Bonding in the Blind
Jill Gadberry Johnson passes on a joy of hunting to her daughters.
By Dwain Hebda, Photography by Lily Darragh
Many a memoir has been penned about children being introduced to the wonders of the hunting wilderness by a father or grandfather. Especially in Arkansas, multiple-generation hunting parties are the stuff of family legend and a legacy that survives the changing times.
Jill Gadberry Johnson knows that feeling well and not just from watching distance. From a young age, the social media manager learned the art of duck hunting at the knee of her father and grandfather and has continued that proud lineage through her three daughters.
“I grew up duck hunting and fishing with my dad and his dad, my two brothers and even my mom on occasion,” she said. “Though none of my close friends hunted, we had family friends who hunted with their girls, so I don’t remember thinking it was unusual for girls to hunt. My parents both expected that I could do anything I wanted to do,” Johnson said.
The Arkansas outdoors permeated every phase of Johnson’s life from water-skiing Bull Shoals Lake to hunting and fishing on Flag Lake near Gillett. As girlhood gave way to high school, she asked for, and received, a shotgun for her 15th birthday. Her love of hunting even attracted her husband, Charles.
“One day during [high school] football practice, Charles overheard my then-boyfriend talking about an upcoming duck hunt with me and my family,” she said. “Being a hunter himself, Charles told my boyfriend that if we ever broke up he was going to ask me out. We recently celebrated our 30th anniversary, and I still love hunting with him.”
Given the Johnsons’ mutual love of the outdoors, it’s no surprise that the couple’s three daughters would be practically raised on the water or in the blind. As they’ve grown, each has developed her own specialty in the outdoors. “Our youngest, Charlotte, is a sixth grader at Pinnacle View Middle School. She also really enjoys archery,” Johnson said. “Our middle daughter, Samantha, is a senior at UCA studying elementary education. She hunts on occasion but really prefers fishing instead.”

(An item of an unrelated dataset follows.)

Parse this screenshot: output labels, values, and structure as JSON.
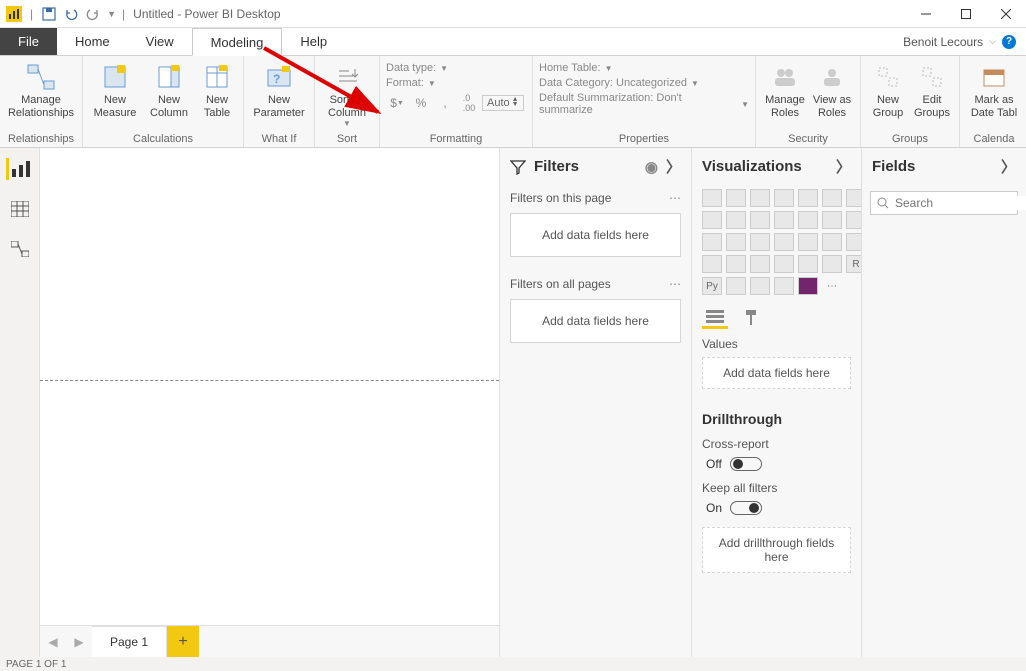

“Our oldest, Rebecca Webber, really enjoys hunting. Several years ago, Rebecca asked for a shotgun for Christmas. My husband gave her his gun, which had been in the family for several generations.” Hunting was more than mere recreation. Among other life lessons, Johnson said the girls learned self-confidence and respect for the environment along the way. Rebecca, now herself married to a hunter, recalled such lessons as meaningful, even to a sleepy 10-year-old.
“The first time I remember going hunting with my mom, it was a cold Christmastime hunt,” she said. “I remember sitting in the dark, squished up against my mom and shivering in my damp waders. I was just starting to wonder why I had agreed to come out and sit still in such a wet, cold place when my mom nudged me and pointed at the horizon line on the water where orange sunlight was just beginning to blossom.”
“It was then that I saw the ‘V’ of ducks pass over the blind. The light on the horizon reflected off the water below. As my mom pointed them out to me, I remember that mischievous look in her eye, like she was sharing a wonderful secret, and she was,” Rebecca said.
The hunting legacy continues to this day as, at least once per season, the extended clan gathers at the family acreage outside the famed Bayou Meto Wildlife Management Area, home to some of the finest duck hunting on the planet. There, old hunts are relived and new memories are made in the frosty dawn.
“I don’t love getting up early, but it is always worth the effort once we get there,” Johnson said. “As we arrive and begin to gather our gear by the light of the stars, I love the sound of voices discussing wind direction, water levels and decoy placement, the sound of the boat or four wheeler motor, and even the whine of our dog as he anticipates what is coming.”
“In the blind, my mom is equal parts huntress and audience,” Rebecca said. “I have always admired her ability to sit in wonder and intentionally appreciate the beauty of nature from a duck blind. She doesn’t feel the need to take every shot she can because she isn’t there for the sport of hunting, but as a respectful participant in the nature of life.”